* PROBLEM DETAILS: Look through the entries. Copy each line that has the word "select".
* * *
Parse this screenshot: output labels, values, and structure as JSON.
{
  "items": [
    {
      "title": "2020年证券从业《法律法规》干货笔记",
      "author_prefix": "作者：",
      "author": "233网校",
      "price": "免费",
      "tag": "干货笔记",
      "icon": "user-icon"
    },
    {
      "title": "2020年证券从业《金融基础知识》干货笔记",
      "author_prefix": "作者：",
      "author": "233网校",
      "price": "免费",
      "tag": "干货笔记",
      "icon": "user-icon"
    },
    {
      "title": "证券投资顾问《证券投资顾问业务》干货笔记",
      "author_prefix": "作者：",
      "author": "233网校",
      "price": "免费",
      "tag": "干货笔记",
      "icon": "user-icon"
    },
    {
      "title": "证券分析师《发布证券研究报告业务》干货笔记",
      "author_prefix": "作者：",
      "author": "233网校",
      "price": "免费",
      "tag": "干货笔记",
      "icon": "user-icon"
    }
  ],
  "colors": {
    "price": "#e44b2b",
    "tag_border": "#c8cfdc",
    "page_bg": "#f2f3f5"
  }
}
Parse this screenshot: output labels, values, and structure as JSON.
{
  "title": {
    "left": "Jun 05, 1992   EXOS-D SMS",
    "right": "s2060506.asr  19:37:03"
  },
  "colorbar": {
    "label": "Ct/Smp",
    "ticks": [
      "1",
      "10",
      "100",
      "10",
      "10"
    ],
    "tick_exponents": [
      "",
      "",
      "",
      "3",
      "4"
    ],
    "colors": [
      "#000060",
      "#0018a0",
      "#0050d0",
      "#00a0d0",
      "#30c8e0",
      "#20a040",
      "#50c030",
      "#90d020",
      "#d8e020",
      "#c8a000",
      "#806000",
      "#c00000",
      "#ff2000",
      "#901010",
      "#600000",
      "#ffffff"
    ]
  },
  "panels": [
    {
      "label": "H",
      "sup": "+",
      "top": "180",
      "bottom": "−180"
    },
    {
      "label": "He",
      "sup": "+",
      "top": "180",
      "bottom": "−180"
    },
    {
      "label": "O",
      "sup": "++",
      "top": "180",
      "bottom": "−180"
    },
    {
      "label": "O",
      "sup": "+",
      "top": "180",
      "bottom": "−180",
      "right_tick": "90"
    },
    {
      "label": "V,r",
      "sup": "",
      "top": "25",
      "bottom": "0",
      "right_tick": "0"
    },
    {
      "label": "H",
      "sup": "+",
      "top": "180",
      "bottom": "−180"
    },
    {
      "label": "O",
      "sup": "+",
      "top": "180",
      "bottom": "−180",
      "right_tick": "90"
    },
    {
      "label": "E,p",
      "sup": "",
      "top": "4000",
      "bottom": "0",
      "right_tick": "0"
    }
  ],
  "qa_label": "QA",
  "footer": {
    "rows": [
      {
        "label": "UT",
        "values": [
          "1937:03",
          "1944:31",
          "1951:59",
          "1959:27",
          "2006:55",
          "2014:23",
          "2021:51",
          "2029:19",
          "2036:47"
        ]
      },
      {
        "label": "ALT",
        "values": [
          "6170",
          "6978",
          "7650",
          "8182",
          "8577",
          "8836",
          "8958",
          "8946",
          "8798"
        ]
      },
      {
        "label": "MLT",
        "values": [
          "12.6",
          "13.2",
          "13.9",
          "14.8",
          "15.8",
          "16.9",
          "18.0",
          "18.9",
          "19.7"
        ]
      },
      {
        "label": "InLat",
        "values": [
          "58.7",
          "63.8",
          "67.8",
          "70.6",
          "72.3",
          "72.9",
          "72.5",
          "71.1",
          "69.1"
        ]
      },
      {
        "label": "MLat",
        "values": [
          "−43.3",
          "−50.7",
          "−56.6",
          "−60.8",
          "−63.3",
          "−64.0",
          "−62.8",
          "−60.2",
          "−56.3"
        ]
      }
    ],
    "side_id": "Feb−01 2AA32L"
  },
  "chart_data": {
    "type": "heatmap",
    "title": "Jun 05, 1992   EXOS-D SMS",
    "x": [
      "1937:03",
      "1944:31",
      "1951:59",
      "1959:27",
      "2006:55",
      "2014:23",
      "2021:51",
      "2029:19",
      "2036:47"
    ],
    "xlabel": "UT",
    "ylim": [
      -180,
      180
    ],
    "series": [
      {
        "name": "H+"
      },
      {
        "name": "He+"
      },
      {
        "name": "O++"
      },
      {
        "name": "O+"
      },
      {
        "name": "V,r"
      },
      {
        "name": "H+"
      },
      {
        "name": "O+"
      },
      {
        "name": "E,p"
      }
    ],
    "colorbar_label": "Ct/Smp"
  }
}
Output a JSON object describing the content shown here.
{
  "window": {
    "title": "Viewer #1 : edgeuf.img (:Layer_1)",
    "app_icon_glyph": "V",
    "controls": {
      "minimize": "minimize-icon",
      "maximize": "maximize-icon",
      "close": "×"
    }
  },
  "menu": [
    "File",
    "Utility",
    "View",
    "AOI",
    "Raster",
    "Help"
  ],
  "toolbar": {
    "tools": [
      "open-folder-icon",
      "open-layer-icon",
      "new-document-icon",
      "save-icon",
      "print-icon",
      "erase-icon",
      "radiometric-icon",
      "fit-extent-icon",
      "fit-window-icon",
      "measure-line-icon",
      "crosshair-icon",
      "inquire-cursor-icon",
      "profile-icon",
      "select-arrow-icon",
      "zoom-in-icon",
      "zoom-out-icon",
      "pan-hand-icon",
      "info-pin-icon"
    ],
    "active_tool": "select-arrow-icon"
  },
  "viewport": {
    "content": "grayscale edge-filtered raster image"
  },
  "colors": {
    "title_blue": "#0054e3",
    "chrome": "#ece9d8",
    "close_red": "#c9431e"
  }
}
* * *
* SOLUTION TO THIS TASK:
      "select-arrow-icon",
    "active_tool": "select-arrow-icon"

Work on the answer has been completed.